Dental disease (also known as oral disease, gum disease or periodontal disease) is extremely common in dogs and cats.
Dogs and cats develop dental disease 5 times more often in dogs than in people. There are things we can do to slow the progression of disease. Brushing your pet’s teeth is regarded as the best preventative, however most pet owners would not have time to do this twice a day for 12 years! Regular bones or chews will help reduce the incidence of oral disease. For pets that are reluctant or unable to spend time chewing bones etc, specially formulated diets can greatly reduce the incidence of disease. These diets have cleverly constructed kibble designed to clean the animal’s teeth as they chew.

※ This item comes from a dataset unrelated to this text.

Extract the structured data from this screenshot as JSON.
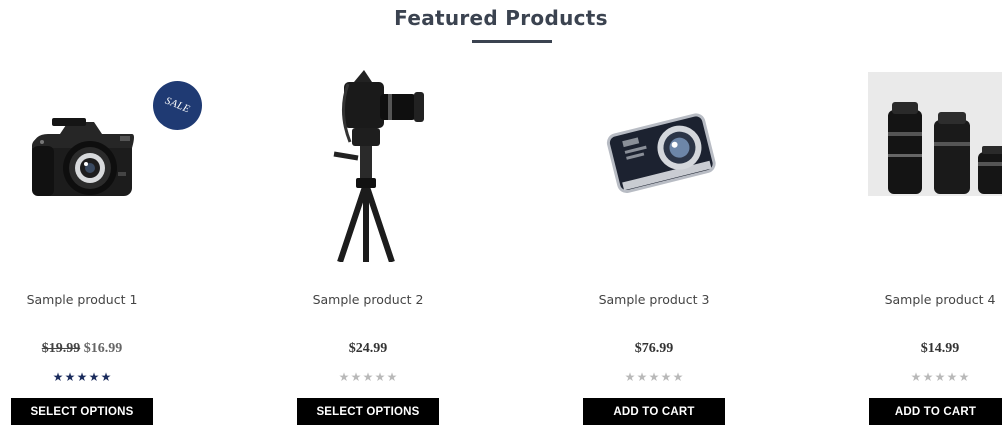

If dental disease is already present a thorough descale (removal of plaque) and polish is necessary to prevent the periodontal disease progressing to tooth or bone loss. Dental cleaning and polish is done under general anaesthetic, which also provides the opportunity to individually assess each tooth (including x-raying diseased teeth if required). In animals with more advanced ginigivitis, post- surgical antibiotics can help to completely eliminate harmful bacteria.